“I learned that GBV and emotional abuse is a silent killer to which community members turned a blind eye. In the village, grandmothers are some of the vulnerable population which perpetrators take advantage of. One of the grannies was badly insulted in front of me. … After participating in the training, I felt a sense of urgency to be a leader … hence, for the first time, I took it upon myself to act as a first witness at Khukhune Local court to offer support and increase safety to a granny who was emotionally abused, badly insulted by one of the villagers.
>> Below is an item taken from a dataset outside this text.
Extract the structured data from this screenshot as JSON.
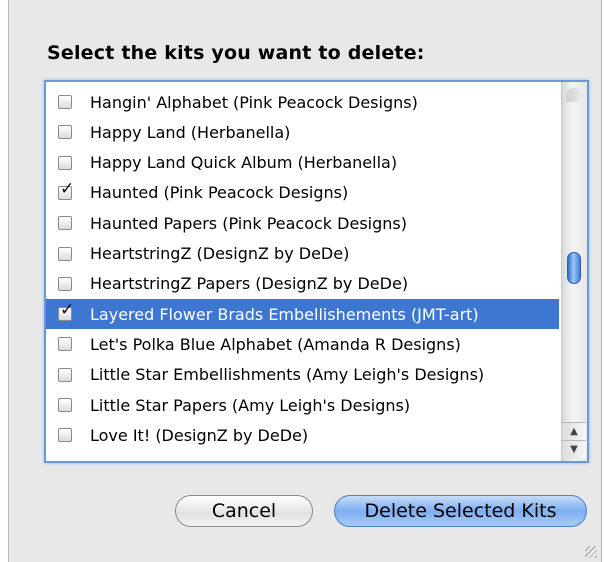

With that, the perpetrator was fined M1000.00 [$75 Cdn]. I believe that has been a lesson to others, as I no longer hear insults which used to be a norm around the village.”
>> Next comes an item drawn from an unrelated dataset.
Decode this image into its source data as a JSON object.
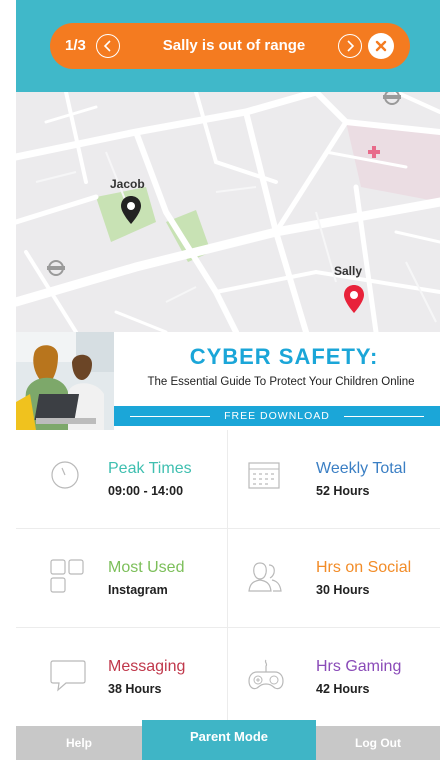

Malarato Mahapa

Malerato Mahapa is a police officer. At the beginning of the training, she admits to being defensive and negative about ending GBV. Yet one day after the three-day training, a woman who was abused by her husband came to the station in tears.

“I responded and assisted the victim of GBV with due diligence, making sure that I did not cause any further harm to the survivor,” she says. “That increased the trust to the survivor, that I will take her case seriously as I treated her with respect and dignity. A crying victim came out smiling. She thanked me for the good care I offered to her. I feel proud to have put a smile on someone’s face when they were experiencing a traumatic situation.”

Child, Early and Forced Marriage (CEFM) – a form of GBV – is also common in Lesotho, with one out of every three girls married before age 18 and one in nine married before the age of 15. Often these marriages are considered the solution for girls who become pregnant, including as a result of sexual assault. Many children are also forced into CEFM to reduce the burden of families struggling to make ends meet. The consequences of marrying too early include dropping out of school, reduced economic opportunities, high-risk pregnancy, child malnutrition and greater risk of dying. Child brides are also at higher risk of being exploited or experiencing intimate partner violence and abuse.

Although Lesotho is a signatory to numerous pieces of international legislation that make these practices illegal, GBV and CEFM are normalized at the community level and culturally acceptable. Community leaders remain unaware of the deep, lasting trauma these practices cause or their responsibility to protect the legal rights of girls and women.

Girl4ce, Help Lesotho’s youth-led edu-tainment troop, is part of the Safer Communities project. GIRL4ce is made up of young women and men who address GBV and CEFM at the community level through drama, outreach and regular radio broadcasts. They also host a call-in show in which community members are invited to share stories and ask questions. The radio program addresses the benefits of healthy relationships, promotes respect and addresses cultural myths around GBV. Girl4ce produced two short radio ads that directly confronted GBV myths and remind each member of the community that they have a responsibility to stop GBV.

Help Lesotho was established in 2004 by Dr. Peg Herbert, a Canadian who was moved to act after visiting one of her graduate students. Back then, at the height of the AIDS pandemic, the life expectancy was 34. “People were dying everywhere,” she told Queen’s Alumni News. “Contracting HIV was a death sentence. There was nobody helping in the areas I visited.” Herbert was a lecturer at the University of Ottawa who was trained as a social worker and with a PhD in Educational Psychology. Despite knowing nothing about running a non-profit, Help Lesotho became the largest Canadian NGO in Lesotho. Upon her recent retirement, the King of Lesotho thanked her for the impact Help Lesotho has had on 274,000 people.

A portion of this story appeared in the November 2023 edition of Under the Sun.